Return every entry exactly, except for any pictures.

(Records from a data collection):
-*-*-

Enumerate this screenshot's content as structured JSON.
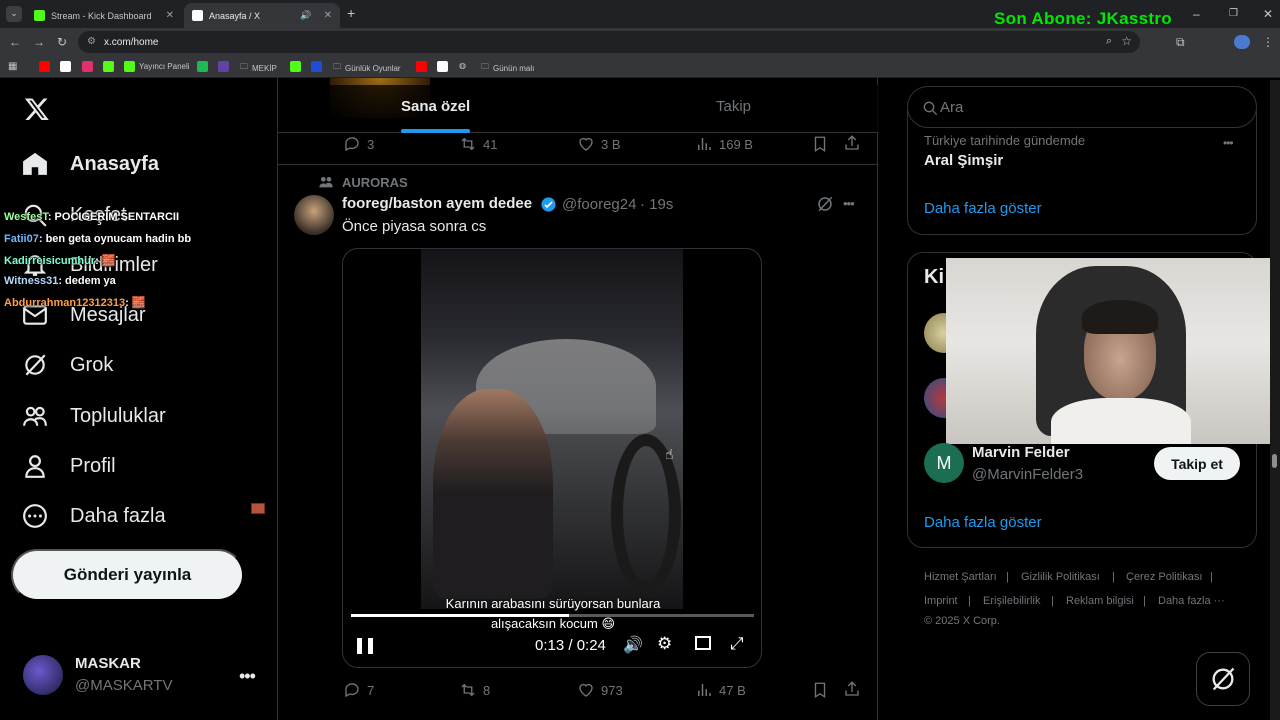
{
  "browser": {
    "tabs": [
      {
        "title": "Stream - Kick Dashboard",
        "favicon_color": "#53fc18"
      },
      {
        "title": "Anasayfa / X",
        "favicon_color": "#ffffff"
      }
    ],
    "url": "x.com/home",
    "new_tab": "+",
    "bookmarks": [
      {
        "label": "",
        "color": "#ff0000"
      },
      {
        "label": "",
        "color": "#ffffff"
      },
      {
        "label": "",
        "color": "#e1306c"
      },
      {
        "label": "",
        "color": "#53fc18"
      },
      {
        "label": "Yayıncı Paneli",
        "color": "#53fc18"
      },
      {
        "label": "",
        "color": "#1db954"
      },
      {
        "label": "",
        "color": "#6441a5"
      },
      {
        "label": "MEKİP",
        "color": "#9aa0a6"
      },
      {
        "label": "",
        "color": "#53fc18"
      },
      {
        "label": "",
        "color": "#1d4ed8"
      },
      {
        "label": "Günlük Oyunlar",
        "color": "#9aa0a6"
      },
      {
        "label": "",
        "color": "#ff0000"
      },
      {
        "label": "",
        "color": "#ffffff"
      },
      {
        "label": "",
        "color": "#9aa0a6"
      },
      {
        "label": "Günün malı",
        "color": "#9aa0a6"
      }
    ]
  },
  "overlay": {
    "son_abone": "Son Abone: JKasstro",
    "chat": [
      {
        "user": "WesfesT",
        "msg": ": POCIGERIM SENTARCII",
        "color": "#9cff9c"
      },
      {
        "user": "Fatii07",
        "msg": ": ben geta oynucam hadin bb",
        "color": "#6fb7ff"
      },
      {
        "user": "Kadirreisicumhur",
        "msg": ": 🧱",
        "color": "#7fffd4"
      },
      {
        "user": "Witness31",
        "msg": ": dedem ya",
        "color": "#b4d7ff"
      },
      {
        "user": "Abdurrahman12312313",
        "msg": ": 🧱",
        "color": "#ff9f43"
      }
    ]
  },
  "nav": {
    "items": [
      {
        "label": "Anasayfa",
        "icon": "home-icon",
        "bold": true
      },
      {
        "label": "Keşfet",
        "icon": "search-icon"
      },
      {
        "label": "Bildirimler",
        "icon": "bell-icon"
      },
      {
        "label": "Mesajlar",
        "icon": "mail-icon"
      },
      {
        "label": "Grok",
        "icon": "grok-icon"
      },
      {
        "label": "Topluluklar",
        "icon": "people-icon"
      },
      {
        "label": "Profil",
        "icon": "person-icon"
      },
      {
        "label": "Daha fazla",
        "icon": "more-circle-icon"
      }
    ],
    "post_button": "Gönderi yayınla",
    "profile": {
      "name": "MASKAR",
      "handle": "@MASKARTV"
    }
  },
  "feed": {
    "tabs": [
      "Sana özel",
      "Takip"
    ],
    "prev_metrics": {
      "replies": "3",
      "reposts": "41",
      "likes": "3 B",
      "views": "169 B"
    },
    "tweet": {
      "community": "AURORAS",
      "name": "fooreg/baston ayem dedee",
      "handle": "@fooreg24",
      "time": "· 19s",
      "text": "Önce piyasa sonra cs",
      "video": {
        "subtitle_1": "Karının arabasını sürüyorsan bunlara",
        "subtitle_2": "alışacaksın kocum 😄",
        "time": "0:13 / 0:24",
        "progress": 0.54
      },
      "metrics": {
        "replies": "7",
        "reposts": "8",
        "likes": "973",
        "views": "47 B"
      }
    }
  },
  "right": {
    "search_placeholder": "Ara",
    "trend": {
      "context": "Türkiye tarihinde gündemde",
      "title": "Aral Şimşir"
    },
    "show_more": "Daha fazla göster",
    "who_to_follow_title": "Ki",
    "suggestion": {
      "name": "Marvin Felder",
      "handle": "@MarvinFelder3",
      "initial": "M",
      "button": "Takip et"
    },
    "footer": [
      "Hizmet Şartları",
      "|",
      "Gizlilik Politikası",
      "|",
      "Çerez Politikası",
      "|",
      "Imprint",
      "|",
      "Erişilebilirlik",
      "|",
      "Reklam bilgisi",
      "|",
      "Daha fazla ···",
      "© 2025 X Corp."
    ]
  }
}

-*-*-

(Task output):
Enumerate this screenshot's content as structured JSON.
{
  "browser": {
    "tabs": [
      {
        "title": "Stream - Kick Dashboard",
        "favicon_color": "#53fc18"
      },
      {
        "title": "Anasayfa / X",
        "favicon_color": "#ffffff"
      }
    ],
    "url": "x.com/home",
    "new_tab": "+",
    "bookmarks": [
      {
        "label": "",
        "color": "#ff0000"
      },
      {
        "label": "",
        "color": "#ffffff"
      },
      {
        "label": "",
        "color": "#e1306c"
      },
      {
        "label": "",
        "color": "#53fc18"
      },
      {
        "label": "Yayıncı Paneli",
        "color": "#53fc18"
      },
      {
        "label": "",
        "color": "#1db954"
      },
      {
        "label": "",
        "color": "#6441a5"
      },
      {
        "label": "MEKİP",
        "color": "#9aa0a6"
      },
      {
        "label": "",
        "color": "#53fc18"
      },
      {
        "label": "",
        "color": "#1d4ed8"
      },
      {
        "label": "Günlük Oyunlar",
        "color": "#9aa0a6"
      },
      {
        "label": "",
        "color": "#ff0000"
      },
      {
        "label": "",
        "color": "#ffffff"
      },
      {
        "label": "",
        "color": "#9aa0a6"
      },
      {
        "label": "Günün malı",
        "color": "#9aa0a6"
      }
    ]
  },
  "overlay": {
    "son_abone": "Son Abone: JKasstro",
    "chat": [
      {
        "user": "WesfesT",
        "msg": ": POCIGERIM SENTARCII",
        "color": "#9cff9c"
      },
      {
        "user": "Fatii07",
        "msg": ": ben geta oynucam hadin bb",
        "color": "#6fb7ff"
      },
      {
        "user": "Kadirreisicumhur",
        "msg": ": 🧱",
        "color": "#7fffd4"
      },
      {
        "user": "Witness31",
        "msg": ": dedem ya",
        "color": "#b4d7ff"
      },
      {
        "user": "Abdurrahman12312313",
        "msg": ": 🧱",
        "color": "#ff9f43"
      }
    ]
  },
  "nav": {
    "items": [
      {
        "label": "Anasayfa",
        "icon": "home-icon",
        "bold": true
      },
      {
        "label": "Keşfet",
        "icon": "search-icon"
      },
      {
        "label": "Bildirimler",
        "icon": "bell-icon"
      },
      {
        "label": "Mesajlar",
        "icon": "mail-icon"
      },
      {
        "label": "Grok",
        "icon": "grok-icon"
      },
      {
        "label": "Topluluklar",
        "icon": "people-icon"
      },
      {
        "label": "Profil",
        "icon": "person-icon"
      },
      {
        "label": "Daha fazla",
        "icon": "more-circle-icon"
      }
    ],
    "post_button": "Gönderi yayınla",
    "profile": {
      "name": "MASKAR",
      "handle": "@MASKARTV"
    }
  },
  "feed": {
    "tabs": [
      "Sana özel",
      "Takip"
    ],
    "prev_metrics": {
      "replies": "3",
      "reposts": "41",
      "likes": "3 B",
      "views": "169 B"
    },
    "tweet": {
      "community": "AURORAS",
      "name": "fooreg/baston ayem dedee",
      "handle": "@fooreg24",
      "time": "· 19s",
      "text": "Önce piyasa sonra cs",
      "video": {
        "subtitle_1": "Karının arabasını sürüyorsan bunlara",
        "subtitle_2": "alışacaksın kocum 😄",
        "time": "0:13 / 0:24",
        "progress": 0.54
      },
      "metrics": {
        "replies": "7",
        "reposts": "8",
        "likes": "973",
        "views": "47 B"
      }
    }
  },
  "right": {
    "search_placeholder": "Ara",
    "trend": {
      "context": "Türkiye tarihinde gündemde",
      "title": "Aral Şimşir"
    },
    "show_more": "Daha fazla göster",
    "who_to_follow_title": "Ki",
    "suggestion": {
      "name": "Marvin Felder",
      "handle": "@MarvinFelder3",
      "initial": "M",
      "button": "Takip et"
    },
    "footer": [
      "Hizmet Şartları",
      "|",
      "Gizlilik Politikası",
      "|",
      "Çerez Politikası",
      "|",
      "Imprint",
      "|",
      "Erişilebilirlik",
      "|",
      "Reklam bilgisi",
      "|",
      "Daha fazla ···",
      "© 2025 X Corp."
    ]
  }
}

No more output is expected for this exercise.